Mihoko learned Saori technique while still in Japan, bringing her skills with her to Worcester in 2000. Founded in the 1970’s by Misao Jo, the Saori Weaving philosophy seeks to establish a worldwide movement to

  weave and learn together in search of our true, hidden selves.

The practice encourages everyone to:

  • Consider the differences between machine and hand made
  • Be bold and adventurous
  • Look out through eyes that shine
  • Inspire one another and everyone in the room.
Saori Weaving Worcester loom at Common Cod Fiber Guild

Mihoko brought the portable Saori Loom for demonstration

I’ve admired weaving and weavers for years, but kept my toes “out of the water.”  When Mihoko opened up the Saori loom, I felt myself tiptoeing closer. Oh, I could have all the fun I want with this loom and it wouldn’t dominate any space in my house.

With my winter focus on the Master Knitter Level 3 portfolio, most of my free time has been dedicated to fitting into tightly defined parameters.  This soul needs opportunities to wander and explore. A Saori weaving day will be in my future, perhaps with other Codders?

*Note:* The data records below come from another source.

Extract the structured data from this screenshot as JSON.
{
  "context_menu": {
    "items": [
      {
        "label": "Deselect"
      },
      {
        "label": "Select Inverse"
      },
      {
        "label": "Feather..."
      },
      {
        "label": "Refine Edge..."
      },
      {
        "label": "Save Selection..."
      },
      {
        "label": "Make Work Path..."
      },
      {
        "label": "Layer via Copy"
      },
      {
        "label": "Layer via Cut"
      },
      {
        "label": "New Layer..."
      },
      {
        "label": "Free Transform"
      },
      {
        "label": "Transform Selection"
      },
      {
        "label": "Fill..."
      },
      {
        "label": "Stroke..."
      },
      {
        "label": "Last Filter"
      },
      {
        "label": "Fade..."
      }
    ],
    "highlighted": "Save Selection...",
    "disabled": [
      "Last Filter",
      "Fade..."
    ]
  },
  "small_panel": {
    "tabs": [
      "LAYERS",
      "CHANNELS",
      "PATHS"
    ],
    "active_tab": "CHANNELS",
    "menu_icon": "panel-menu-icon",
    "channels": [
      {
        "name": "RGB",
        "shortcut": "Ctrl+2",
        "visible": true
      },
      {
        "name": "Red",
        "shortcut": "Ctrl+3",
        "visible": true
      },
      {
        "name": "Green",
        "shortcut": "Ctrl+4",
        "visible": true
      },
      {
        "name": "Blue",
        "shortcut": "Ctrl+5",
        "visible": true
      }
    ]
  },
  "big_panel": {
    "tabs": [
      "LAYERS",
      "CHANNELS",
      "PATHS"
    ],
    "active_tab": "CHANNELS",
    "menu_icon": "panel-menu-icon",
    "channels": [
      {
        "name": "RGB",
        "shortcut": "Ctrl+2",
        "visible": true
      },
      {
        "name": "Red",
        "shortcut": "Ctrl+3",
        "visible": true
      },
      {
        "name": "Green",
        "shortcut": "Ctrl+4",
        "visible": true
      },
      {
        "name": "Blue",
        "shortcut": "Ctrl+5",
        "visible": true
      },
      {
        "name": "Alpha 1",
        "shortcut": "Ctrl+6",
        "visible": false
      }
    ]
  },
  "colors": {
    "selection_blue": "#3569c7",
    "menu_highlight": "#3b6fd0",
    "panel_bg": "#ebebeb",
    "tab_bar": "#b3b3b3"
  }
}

I still need to finish the last written details and pattern checking on my Master Knitter portfolio, but it’s very near completion…

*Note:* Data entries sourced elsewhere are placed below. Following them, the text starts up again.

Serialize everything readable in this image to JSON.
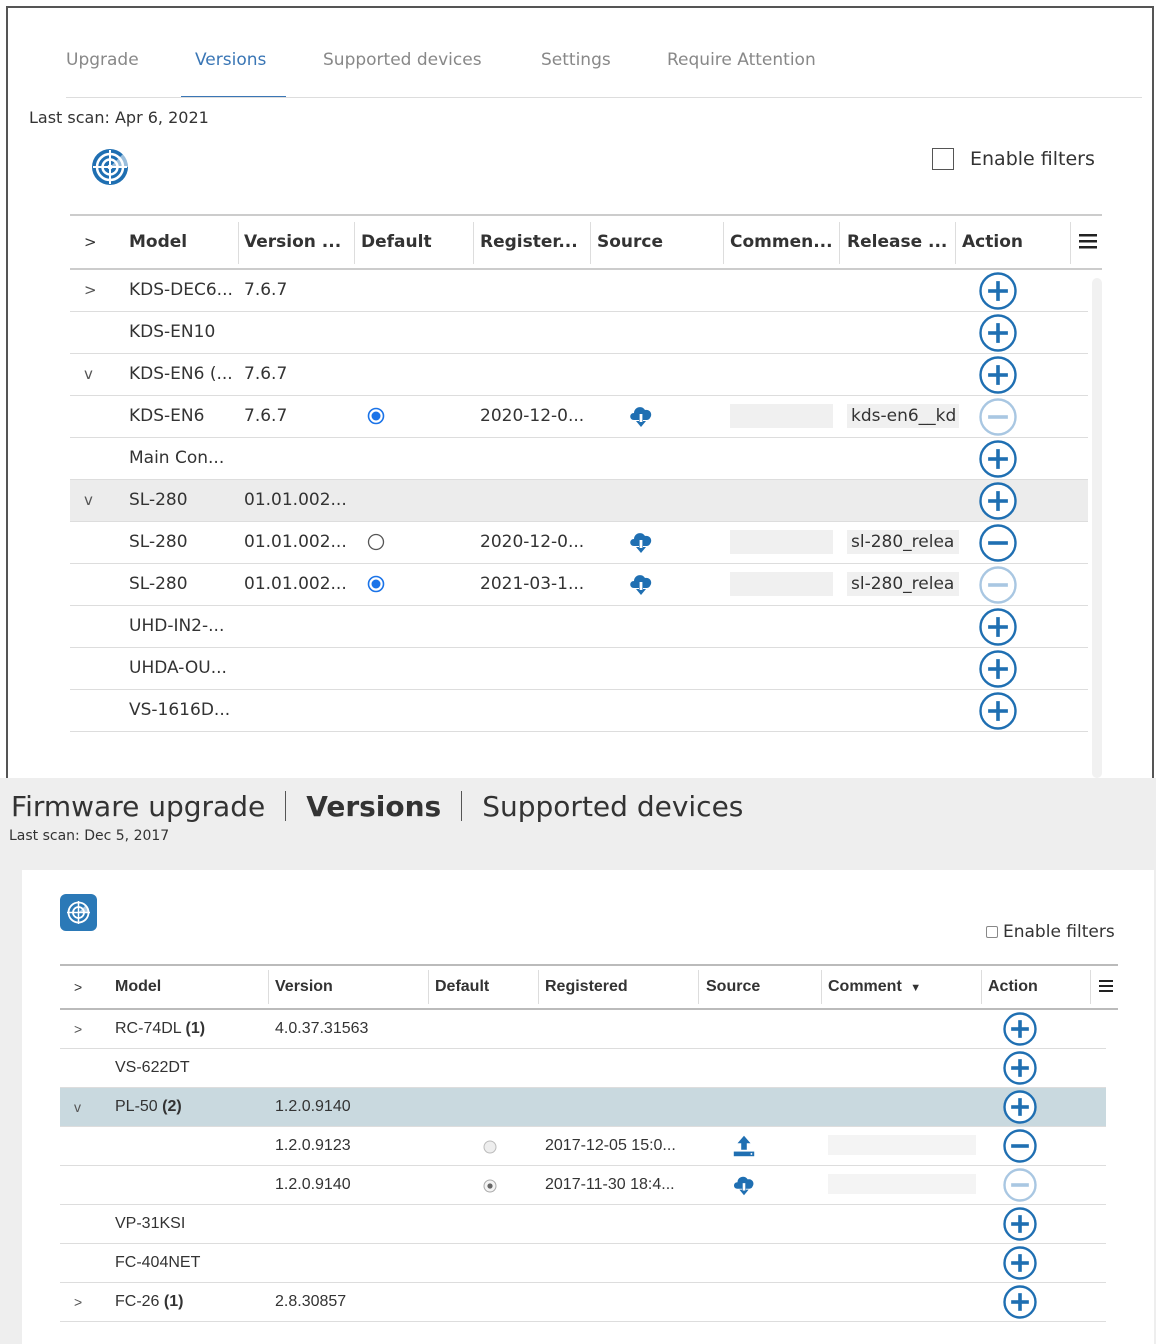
{
  "top": {
    "tabs": [
      {
        "label": "Upgrade",
        "active": false
      },
      {
        "label": "Versions",
        "active": true
      },
      {
        "label": "Supported devices",
        "active": false
      },
      {
        "label": "Settings",
        "active": false
      },
      {
        "label": "Require Attention",
        "active": false
      }
    ],
    "last_scan": "Last scan: Apr 6, 2021",
    "enable_filters_label": "Enable filters",
    "enable_filters_checked": false,
    "columns": [
      "Model",
      "Version ...",
      "Default",
      "Register...",
      "Source",
      "Commen...",
      "Release ...",
      "Action"
    ],
    "rows": [
      {
        "expander": ">",
        "model": "KDS-DEC6...",
        "version": "7.6.7",
        "default": null,
        "registered": "",
        "source": "",
        "comment": false,
        "release": "",
        "action": "add",
        "selected": false
      },
      {
        "expander": "",
        "model": "KDS-EN10",
        "version": "",
        "default": null,
        "registered": "",
        "source": "",
        "comment": false,
        "release": "",
        "action": "add",
        "selected": false
      },
      {
        "expander": "v",
        "model": "KDS-EN6 (...",
        "version": "7.6.7",
        "default": null,
        "registered": "",
        "source": "",
        "comment": false,
        "release": "",
        "action": "add",
        "selected": false
      },
      {
        "expander": "",
        "model": "KDS-EN6",
        "version": "7.6.7",
        "default": true,
        "registered": "2020-12-0...",
        "source": "cloud-download",
        "comment": true,
        "release": "kds-en6__kd",
        "action": "remove-disabled",
        "selected": false
      },
      {
        "expander": "",
        "model": "Main Con...",
        "version": "",
        "default": null,
        "registered": "",
        "source": "",
        "comment": false,
        "release": "",
        "action": "add",
        "selected": false
      },
      {
        "expander": "v",
        "model": "SL-280",
        "version": "01.01.002...",
        "default": null,
        "registered": "",
        "source": "",
        "comment": false,
        "release": "",
        "action": "add",
        "selected": true
      },
      {
        "expander": "",
        "model": "SL-280",
        "version": "01.01.002...",
        "default": false,
        "registered": "2020-12-0...",
        "source": "cloud-download",
        "comment": true,
        "release": "sl-280_relea",
        "action": "remove",
        "selected": false
      },
      {
        "expander": "",
        "model": "SL-280",
        "version": "01.01.002...",
        "default": true,
        "registered": "2021-03-1...",
        "source": "cloud-download",
        "comment": true,
        "release": "sl-280_relea",
        "action": "remove-disabled",
        "selected": false
      },
      {
        "expander": "",
        "model": "UHD-IN2-...",
        "version": "",
        "default": null,
        "registered": "",
        "source": "",
        "comment": false,
        "release": "",
        "action": "add",
        "selected": false
      },
      {
        "expander": "",
        "model": "UHDA-OU...",
        "version": "",
        "default": null,
        "registered": "",
        "source": "",
        "comment": false,
        "release": "",
        "action": "add",
        "selected": false
      },
      {
        "expander": "",
        "model": "VS-1616D...",
        "version": "",
        "default": null,
        "registered": "",
        "source": "",
        "comment": false,
        "release": "",
        "action": "add",
        "selected": false
      }
    ]
  },
  "bottom": {
    "title_parts": [
      "Firmware upgrade",
      "Versions",
      "Supported devices"
    ],
    "last_scan": "Last scan: Dec 5, 2017",
    "enable_filters_label": "Enable filters",
    "enable_filters_checked": false,
    "columns": [
      "Model",
      "Version",
      "Default",
      "Registered",
      "Source",
      "Comment",
      "Action"
    ],
    "comment_sort_icon": "caret-down-icon",
    "rows": [
      {
        "expander": ">",
        "model": "RC-74DL",
        "count": "(1)",
        "version": "4.0.37.31563",
        "default": null,
        "registered": "",
        "source": "",
        "comment": false,
        "action": "add",
        "selected": false
      },
      {
        "expander": "",
        "model": "VS-622DT",
        "count": "",
        "version": "",
        "default": null,
        "registered": "",
        "source": "",
        "comment": false,
        "action": "add",
        "selected": false
      },
      {
        "expander": "v",
        "model": "PL-50",
        "count": "(2)",
        "version": "1.2.0.9140",
        "default": null,
        "registered": "",
        "source": "",
        "comment": false,
        "action": "add",
        "selected": true
      },
      {
        "expander": "",
        "model": "",
        "count": "",
        "version": "1.2.0.9123",
        "default": false,
        "registered": "2017-12-05 15:0...",
        "source": "upload",
        "comment": true,
        "action": "remove",
        "selected": false
      },
      {
        "expander": "",
        "model": "",
        "count": "",
        "version": "1.2.0.9140",
        "default": true,
        "registered": "2017-11-30 18:4...",
        "source": "cloud-download",
        "comment": true,
        "action": "remove-disabled",
        "selected": false
      },
      {
        "expander": "",
        "model": "VP-31KSI",
        "count": "",
        "version": "",
        "default": null,
        "registered": "",
        "source": "",
        "comment": false,
        "action": "add",
        "selected": false
      },
      {
        "expander": "",
        "model": "FC-404NET",
        "count": "",
        "version": "",
        "default": null,
        "registered": "",
        "source": "",
        "comment": false,
        "action": "add",
        "selected": false
      },
      {
        "expander": ">",
        "model": "FC-26",
        "count": "(1)",
        "version": "2.8.30857",
        "default": null,
        "registered": "",
        "source": "",
        "comment": false,
        "action": "add",
        "selected": false
      }
    ]
  },
  "icons": {
    "radar": "radar-icon",
    "menu": "hamburger-menu-icon",
    "add": "plus-circle-icon",
    "remove": "minus-circle-icon",
    "cloud": "cloud-download-icon",
    "upload": "upload-icon"
  },
  "colors": {
    "accent": "#3a76b5",
    "icon_blue": "#1f6fb2",
    "disabled_blue": "#a9c7e2",
    "selected_row_top": "#ececec",
    "selected_row_bottom": "#c9d9df"
  }
}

I honestly thought that the portfolio would have shipped last week and had signed up for a free Pebeo demonstration at the Fenway Dick Blick store on Saturday. There was a bit of internal discussion… don’t go, focus on the portfolio…go, didn’t you learn anything at the Saori talk last night? You are so ready for a shot of creative playfulness. I’m so glad I did.

Tristina Dietz-Elmes led the group through 2 hours of possibilities using some of the new multi media. She shared a few of the results on her Instagram DietzArt account. As you know, I’ve enjoyed using Pebeo setacolor on silk and cotton since my days in the Castelli Romani. The session opened whole new playful doors.  I had a great time watching Tristina mix, dip and dabble. As one who loves textiles, most of the mixed media products would send me into other creative zones, but that’s ok.  Pebeo’s mixed media line allows acrylics to mix with resin or  reactive paints. And they have new liquid resin panels where you can pour, stir, spread and watch cool things happen.

Wow! What a shot of energy that was for my compartmentalized black and white knitting soul.  It gave me great energy for Sunday’s session with StitchMastery and assorted reference books. Can’t wait to play with the Pebeo Mixed Media line some sunny evening soon.Alanna Nelson Master Hand Knitter